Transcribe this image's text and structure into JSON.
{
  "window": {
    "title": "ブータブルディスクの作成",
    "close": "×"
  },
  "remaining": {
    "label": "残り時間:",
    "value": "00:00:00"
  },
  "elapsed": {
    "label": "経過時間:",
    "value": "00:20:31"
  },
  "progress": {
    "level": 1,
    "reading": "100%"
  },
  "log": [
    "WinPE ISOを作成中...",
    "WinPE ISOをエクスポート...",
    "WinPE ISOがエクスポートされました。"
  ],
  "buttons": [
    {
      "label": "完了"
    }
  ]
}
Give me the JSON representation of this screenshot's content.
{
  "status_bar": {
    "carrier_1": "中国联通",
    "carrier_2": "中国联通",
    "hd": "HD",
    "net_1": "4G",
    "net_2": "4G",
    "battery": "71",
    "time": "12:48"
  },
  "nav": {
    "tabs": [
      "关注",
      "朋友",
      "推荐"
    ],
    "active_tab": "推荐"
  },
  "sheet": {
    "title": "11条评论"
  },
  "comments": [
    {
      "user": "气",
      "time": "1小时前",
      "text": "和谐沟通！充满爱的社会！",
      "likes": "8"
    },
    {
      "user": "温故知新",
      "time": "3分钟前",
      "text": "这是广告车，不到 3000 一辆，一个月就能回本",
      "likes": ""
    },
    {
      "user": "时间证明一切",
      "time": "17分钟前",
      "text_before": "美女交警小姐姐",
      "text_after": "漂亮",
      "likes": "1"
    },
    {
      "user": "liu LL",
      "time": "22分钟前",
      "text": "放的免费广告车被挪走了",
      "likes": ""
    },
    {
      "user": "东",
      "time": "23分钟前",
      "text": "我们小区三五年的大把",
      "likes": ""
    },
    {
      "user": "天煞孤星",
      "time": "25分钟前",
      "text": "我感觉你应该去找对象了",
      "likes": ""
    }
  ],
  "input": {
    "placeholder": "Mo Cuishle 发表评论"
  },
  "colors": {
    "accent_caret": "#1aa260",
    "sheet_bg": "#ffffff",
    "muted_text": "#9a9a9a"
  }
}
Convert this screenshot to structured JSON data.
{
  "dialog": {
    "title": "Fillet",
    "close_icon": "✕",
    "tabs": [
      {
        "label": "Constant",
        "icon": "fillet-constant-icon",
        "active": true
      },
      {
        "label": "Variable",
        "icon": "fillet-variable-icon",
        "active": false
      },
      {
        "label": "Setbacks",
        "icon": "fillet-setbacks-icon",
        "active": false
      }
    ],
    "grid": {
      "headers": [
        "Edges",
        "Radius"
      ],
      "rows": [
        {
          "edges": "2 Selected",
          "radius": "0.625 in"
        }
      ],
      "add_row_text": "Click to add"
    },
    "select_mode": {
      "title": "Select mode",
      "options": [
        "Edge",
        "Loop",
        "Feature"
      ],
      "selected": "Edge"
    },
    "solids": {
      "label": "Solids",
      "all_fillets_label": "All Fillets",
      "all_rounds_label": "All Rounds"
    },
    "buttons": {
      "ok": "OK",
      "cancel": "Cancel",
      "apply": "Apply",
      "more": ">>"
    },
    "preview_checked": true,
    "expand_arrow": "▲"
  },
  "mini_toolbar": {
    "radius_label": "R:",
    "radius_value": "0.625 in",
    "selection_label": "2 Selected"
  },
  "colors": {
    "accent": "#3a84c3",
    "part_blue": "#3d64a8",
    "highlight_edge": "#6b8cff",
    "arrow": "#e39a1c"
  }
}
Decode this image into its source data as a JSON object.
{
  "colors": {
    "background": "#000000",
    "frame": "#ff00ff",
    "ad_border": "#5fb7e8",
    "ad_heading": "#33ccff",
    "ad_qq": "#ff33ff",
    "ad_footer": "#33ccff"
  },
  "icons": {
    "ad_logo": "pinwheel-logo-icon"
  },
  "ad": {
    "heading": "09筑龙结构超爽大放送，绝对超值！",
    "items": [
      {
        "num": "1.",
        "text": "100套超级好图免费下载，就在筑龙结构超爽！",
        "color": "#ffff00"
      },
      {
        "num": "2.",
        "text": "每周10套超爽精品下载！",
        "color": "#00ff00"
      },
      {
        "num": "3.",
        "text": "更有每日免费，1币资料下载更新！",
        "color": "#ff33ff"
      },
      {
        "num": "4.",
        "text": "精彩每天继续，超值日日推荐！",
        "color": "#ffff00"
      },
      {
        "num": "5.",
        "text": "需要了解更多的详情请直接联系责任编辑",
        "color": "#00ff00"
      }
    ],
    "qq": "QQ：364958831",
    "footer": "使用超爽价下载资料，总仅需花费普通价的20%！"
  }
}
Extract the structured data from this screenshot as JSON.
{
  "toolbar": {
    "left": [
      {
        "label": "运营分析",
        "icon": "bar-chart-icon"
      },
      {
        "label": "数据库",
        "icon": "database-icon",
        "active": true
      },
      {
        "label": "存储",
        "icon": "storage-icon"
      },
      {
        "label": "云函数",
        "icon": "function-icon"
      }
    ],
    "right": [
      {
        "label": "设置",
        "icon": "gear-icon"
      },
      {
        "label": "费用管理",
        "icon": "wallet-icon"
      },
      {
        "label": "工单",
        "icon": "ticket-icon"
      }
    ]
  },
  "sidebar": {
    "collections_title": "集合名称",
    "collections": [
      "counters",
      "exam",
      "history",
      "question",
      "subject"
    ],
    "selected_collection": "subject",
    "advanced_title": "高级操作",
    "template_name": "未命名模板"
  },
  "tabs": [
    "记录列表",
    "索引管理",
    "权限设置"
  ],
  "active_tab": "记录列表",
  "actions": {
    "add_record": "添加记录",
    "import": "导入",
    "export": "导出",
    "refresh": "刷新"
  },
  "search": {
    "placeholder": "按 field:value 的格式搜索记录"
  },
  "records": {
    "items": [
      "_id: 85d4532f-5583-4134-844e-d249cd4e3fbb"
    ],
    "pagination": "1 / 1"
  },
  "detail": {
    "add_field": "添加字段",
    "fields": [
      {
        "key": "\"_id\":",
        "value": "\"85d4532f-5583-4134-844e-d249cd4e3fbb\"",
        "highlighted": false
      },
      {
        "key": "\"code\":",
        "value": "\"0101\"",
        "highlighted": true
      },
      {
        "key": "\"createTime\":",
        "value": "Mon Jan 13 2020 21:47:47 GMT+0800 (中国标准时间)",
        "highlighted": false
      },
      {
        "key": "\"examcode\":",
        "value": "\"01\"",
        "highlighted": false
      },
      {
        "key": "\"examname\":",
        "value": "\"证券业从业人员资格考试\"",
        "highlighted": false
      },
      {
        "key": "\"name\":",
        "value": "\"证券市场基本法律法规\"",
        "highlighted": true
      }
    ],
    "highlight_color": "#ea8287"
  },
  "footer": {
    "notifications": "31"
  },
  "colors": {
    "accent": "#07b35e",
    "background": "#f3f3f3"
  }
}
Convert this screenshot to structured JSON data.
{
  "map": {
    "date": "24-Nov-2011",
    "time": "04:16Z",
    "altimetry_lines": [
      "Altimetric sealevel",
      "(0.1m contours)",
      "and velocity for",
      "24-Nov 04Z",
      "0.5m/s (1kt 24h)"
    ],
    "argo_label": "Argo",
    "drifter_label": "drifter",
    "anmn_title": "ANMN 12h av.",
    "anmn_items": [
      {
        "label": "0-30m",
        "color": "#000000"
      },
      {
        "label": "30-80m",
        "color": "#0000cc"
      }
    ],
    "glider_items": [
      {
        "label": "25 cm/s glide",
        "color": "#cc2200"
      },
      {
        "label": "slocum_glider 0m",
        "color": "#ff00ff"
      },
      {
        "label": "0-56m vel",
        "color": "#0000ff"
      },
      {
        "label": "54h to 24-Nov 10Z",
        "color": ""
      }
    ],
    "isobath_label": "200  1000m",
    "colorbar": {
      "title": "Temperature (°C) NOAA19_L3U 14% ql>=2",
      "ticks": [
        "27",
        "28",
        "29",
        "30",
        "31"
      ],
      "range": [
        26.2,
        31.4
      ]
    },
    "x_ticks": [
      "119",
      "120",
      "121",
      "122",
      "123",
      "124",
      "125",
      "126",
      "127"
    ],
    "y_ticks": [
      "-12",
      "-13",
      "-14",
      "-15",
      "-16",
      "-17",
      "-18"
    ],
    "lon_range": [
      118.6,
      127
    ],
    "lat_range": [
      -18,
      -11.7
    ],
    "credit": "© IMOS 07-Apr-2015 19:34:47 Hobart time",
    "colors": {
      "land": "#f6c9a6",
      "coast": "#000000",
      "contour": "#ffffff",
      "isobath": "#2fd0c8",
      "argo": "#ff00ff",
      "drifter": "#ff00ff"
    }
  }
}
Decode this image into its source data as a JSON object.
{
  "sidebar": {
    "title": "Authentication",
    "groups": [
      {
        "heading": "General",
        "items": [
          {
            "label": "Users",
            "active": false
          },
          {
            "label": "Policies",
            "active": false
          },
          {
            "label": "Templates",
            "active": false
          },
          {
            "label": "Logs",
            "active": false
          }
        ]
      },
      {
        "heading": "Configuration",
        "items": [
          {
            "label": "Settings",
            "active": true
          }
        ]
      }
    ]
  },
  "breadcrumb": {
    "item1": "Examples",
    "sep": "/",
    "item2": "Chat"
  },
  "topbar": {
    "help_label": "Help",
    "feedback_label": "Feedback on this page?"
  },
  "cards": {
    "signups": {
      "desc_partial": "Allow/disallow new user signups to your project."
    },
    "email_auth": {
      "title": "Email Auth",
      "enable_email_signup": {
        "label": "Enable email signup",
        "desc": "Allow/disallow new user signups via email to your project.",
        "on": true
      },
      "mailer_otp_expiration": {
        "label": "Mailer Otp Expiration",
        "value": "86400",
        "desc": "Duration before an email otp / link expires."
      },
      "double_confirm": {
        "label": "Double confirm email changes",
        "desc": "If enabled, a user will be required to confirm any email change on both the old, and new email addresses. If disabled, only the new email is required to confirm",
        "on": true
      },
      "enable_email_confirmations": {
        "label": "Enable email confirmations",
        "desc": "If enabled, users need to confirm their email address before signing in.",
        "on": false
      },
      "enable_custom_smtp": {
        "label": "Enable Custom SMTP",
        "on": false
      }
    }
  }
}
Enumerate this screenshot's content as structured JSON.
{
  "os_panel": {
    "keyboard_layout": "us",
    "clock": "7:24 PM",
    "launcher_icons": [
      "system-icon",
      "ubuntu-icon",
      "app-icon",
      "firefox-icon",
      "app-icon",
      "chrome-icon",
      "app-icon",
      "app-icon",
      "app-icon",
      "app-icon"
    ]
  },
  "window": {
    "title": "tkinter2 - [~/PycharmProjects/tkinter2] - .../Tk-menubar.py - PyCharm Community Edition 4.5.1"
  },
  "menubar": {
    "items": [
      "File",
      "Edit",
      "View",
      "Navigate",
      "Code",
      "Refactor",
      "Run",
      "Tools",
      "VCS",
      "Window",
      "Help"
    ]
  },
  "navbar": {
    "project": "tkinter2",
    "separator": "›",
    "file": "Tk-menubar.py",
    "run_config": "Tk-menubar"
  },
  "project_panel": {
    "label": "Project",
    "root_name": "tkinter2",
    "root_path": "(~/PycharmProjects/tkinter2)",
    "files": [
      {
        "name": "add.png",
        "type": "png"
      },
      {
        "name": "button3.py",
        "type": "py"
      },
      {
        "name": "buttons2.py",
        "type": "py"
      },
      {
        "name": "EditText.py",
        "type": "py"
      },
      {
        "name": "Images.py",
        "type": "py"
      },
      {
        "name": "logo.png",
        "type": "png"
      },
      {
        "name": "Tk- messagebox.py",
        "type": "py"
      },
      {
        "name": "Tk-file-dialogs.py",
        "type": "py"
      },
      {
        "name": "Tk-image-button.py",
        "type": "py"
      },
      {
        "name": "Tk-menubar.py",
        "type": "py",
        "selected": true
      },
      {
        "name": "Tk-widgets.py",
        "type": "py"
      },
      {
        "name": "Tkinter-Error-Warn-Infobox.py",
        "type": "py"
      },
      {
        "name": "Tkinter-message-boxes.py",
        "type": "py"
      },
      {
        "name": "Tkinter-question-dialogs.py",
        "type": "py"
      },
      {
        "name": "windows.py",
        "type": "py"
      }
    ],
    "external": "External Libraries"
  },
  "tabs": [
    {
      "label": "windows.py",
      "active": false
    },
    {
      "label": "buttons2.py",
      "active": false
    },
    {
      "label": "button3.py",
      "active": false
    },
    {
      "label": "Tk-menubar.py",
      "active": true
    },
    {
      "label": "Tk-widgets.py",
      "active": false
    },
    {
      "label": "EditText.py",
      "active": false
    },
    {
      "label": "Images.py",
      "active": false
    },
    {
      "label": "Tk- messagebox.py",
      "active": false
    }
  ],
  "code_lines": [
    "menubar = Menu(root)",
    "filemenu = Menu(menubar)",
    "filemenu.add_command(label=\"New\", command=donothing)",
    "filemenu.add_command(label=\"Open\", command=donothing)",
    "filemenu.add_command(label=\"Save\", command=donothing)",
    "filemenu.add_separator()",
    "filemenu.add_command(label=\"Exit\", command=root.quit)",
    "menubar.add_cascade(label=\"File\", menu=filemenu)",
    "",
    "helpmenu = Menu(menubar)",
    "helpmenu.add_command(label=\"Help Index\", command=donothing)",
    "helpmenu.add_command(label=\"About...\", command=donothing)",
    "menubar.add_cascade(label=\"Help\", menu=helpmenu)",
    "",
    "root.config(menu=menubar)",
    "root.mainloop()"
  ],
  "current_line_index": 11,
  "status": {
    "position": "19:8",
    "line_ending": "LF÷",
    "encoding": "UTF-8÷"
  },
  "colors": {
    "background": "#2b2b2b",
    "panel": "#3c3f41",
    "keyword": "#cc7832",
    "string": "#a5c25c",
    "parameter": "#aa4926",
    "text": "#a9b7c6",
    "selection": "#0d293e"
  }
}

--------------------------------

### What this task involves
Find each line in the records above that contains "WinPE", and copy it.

### Solution to the problem
    "WinPE ISOを作成中...",
    "WinPE ISOをエクスポート...",
    "WinPE ISOがエクスポートされました。"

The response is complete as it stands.